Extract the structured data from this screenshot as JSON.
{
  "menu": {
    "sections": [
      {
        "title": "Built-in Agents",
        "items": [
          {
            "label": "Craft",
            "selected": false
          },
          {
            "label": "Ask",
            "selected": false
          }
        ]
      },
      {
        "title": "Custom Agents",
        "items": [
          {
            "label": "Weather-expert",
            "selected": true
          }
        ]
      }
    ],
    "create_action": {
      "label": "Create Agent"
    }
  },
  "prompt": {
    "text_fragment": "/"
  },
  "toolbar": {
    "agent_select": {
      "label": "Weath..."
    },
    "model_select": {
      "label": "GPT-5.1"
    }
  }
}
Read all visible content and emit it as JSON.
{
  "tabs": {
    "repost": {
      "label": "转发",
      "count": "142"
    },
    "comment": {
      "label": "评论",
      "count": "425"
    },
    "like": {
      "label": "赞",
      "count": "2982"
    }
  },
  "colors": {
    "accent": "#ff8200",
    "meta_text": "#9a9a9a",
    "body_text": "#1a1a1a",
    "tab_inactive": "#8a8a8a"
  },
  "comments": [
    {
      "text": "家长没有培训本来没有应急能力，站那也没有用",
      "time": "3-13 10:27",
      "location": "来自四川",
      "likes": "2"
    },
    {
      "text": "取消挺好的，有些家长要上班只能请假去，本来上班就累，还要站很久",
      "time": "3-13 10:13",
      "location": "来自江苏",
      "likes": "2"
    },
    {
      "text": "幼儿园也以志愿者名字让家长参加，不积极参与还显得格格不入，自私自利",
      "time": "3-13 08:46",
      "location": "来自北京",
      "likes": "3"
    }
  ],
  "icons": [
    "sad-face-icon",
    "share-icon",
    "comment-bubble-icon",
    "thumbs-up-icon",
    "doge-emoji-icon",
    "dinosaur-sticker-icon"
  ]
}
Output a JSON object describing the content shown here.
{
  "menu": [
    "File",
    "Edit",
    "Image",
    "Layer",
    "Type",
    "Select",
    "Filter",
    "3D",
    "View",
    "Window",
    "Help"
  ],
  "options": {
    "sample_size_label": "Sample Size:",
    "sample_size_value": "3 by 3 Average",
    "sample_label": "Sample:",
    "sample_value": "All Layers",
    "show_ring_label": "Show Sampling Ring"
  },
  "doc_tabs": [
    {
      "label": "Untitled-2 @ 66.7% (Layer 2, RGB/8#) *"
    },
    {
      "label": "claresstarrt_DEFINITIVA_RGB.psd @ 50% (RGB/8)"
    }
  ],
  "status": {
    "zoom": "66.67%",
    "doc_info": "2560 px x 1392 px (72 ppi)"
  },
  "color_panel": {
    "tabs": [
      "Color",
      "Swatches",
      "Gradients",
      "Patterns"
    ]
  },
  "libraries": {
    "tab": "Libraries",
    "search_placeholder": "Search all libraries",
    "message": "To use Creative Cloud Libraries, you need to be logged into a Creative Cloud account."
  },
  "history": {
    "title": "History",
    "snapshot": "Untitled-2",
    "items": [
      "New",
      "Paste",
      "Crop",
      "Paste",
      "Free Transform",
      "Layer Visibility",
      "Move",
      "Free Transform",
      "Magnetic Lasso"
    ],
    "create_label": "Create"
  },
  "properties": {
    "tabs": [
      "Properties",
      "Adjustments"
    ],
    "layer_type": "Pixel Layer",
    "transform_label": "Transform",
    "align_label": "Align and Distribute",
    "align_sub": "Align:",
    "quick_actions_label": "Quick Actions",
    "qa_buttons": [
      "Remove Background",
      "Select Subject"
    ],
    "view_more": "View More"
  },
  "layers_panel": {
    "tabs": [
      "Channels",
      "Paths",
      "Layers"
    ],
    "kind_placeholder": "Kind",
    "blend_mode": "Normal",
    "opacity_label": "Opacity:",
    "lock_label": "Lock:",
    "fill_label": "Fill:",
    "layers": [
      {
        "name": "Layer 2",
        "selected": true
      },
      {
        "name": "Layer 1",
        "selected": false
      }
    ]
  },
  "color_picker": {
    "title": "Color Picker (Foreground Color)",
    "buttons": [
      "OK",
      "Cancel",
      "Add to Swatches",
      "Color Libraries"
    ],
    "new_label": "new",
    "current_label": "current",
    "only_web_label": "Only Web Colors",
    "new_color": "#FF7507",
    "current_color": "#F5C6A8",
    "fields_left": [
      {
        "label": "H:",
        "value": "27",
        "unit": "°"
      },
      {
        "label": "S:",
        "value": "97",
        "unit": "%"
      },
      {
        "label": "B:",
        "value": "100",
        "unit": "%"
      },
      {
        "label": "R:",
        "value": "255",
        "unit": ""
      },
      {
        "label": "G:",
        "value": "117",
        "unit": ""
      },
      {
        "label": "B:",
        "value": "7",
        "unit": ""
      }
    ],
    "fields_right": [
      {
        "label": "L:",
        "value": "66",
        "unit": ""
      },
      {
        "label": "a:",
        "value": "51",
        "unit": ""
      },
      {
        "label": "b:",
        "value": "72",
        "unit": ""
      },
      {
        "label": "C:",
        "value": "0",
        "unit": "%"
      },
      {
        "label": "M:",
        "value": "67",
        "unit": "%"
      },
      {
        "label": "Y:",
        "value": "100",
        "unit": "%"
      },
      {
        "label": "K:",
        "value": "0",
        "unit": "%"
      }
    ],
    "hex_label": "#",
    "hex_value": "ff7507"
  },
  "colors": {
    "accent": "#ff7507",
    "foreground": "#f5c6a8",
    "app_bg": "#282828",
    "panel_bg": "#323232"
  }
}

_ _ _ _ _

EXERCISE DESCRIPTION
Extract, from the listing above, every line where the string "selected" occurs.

YOUR SOLUTION
            "selected": false
            "selected": false
            "selected": true
        "selected": true
        "selected": false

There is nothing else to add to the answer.